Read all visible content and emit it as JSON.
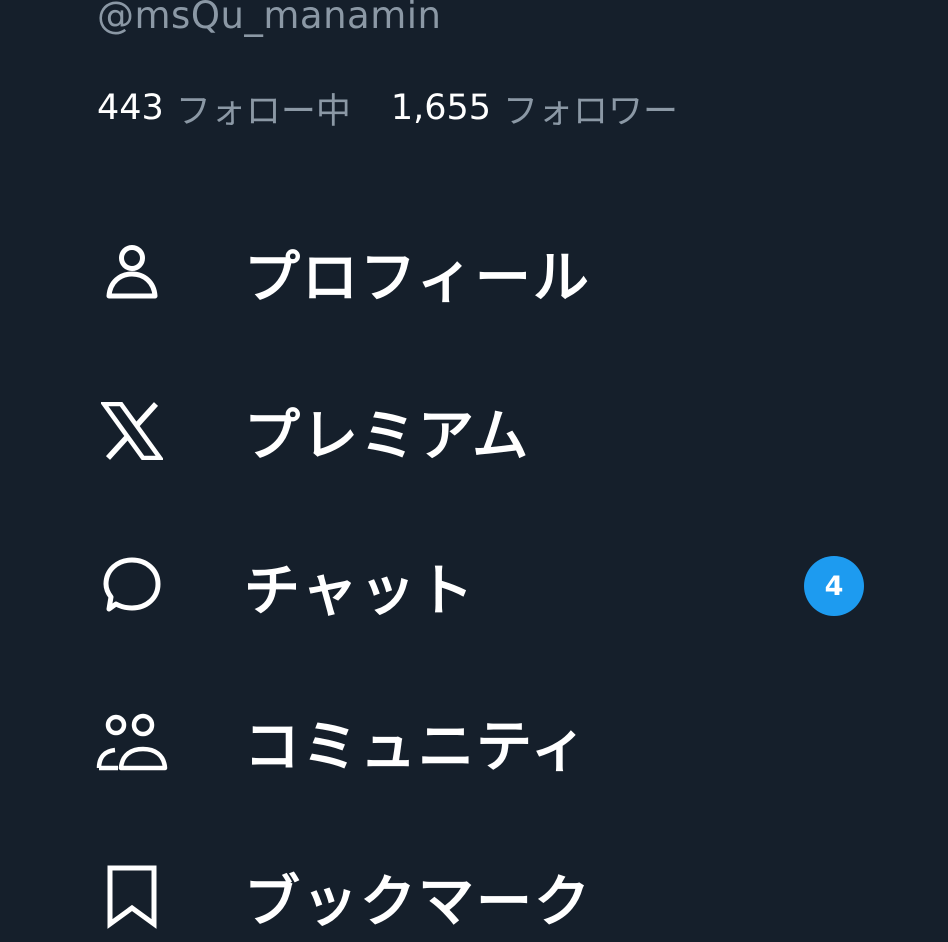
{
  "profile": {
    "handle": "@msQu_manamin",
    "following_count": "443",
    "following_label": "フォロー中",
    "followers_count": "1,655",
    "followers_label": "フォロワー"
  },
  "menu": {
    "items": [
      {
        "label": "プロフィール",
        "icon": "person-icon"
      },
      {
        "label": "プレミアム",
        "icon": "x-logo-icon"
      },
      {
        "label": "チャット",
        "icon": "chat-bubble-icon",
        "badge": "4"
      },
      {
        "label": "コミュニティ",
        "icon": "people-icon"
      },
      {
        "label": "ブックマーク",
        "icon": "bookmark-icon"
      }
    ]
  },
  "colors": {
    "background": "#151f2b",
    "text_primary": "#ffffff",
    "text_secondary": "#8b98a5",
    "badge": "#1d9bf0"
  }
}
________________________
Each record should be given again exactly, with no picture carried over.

### Task solution
Read all visible content and emit it as JSON.
{
  "profile": {
    "handle": "@msQu_manamin",
    "following_count": "443",
    "following_label": "フォロー中",
    "followers_count": "1,655",
    "followers_label": "フォロワー"
  },
  "menu": {
    "items": [
      {
        "label": "プロフィール",
        "icon": "person-icon"
      },
      {
        "label": "プレミアム",
        "icon": "x-logo-icon"
      },
      {
        "label": "チャット",
        "icon": "chat-bubble-icon",
        "badge": "4"
      },
      {
        "label": "コミュニティ",
        "icon": "people-icon"
      },
      {
        "label": "ブックマーク",
        "icon": "bookmark-icon"
      }
    ]
  },
  "colors": {
    "background": "#151f2b",
    "text_primary": "#ffffff",
    "text_secondary": "#8b98a5",
    "badge": "#1d9bf0"
  }
}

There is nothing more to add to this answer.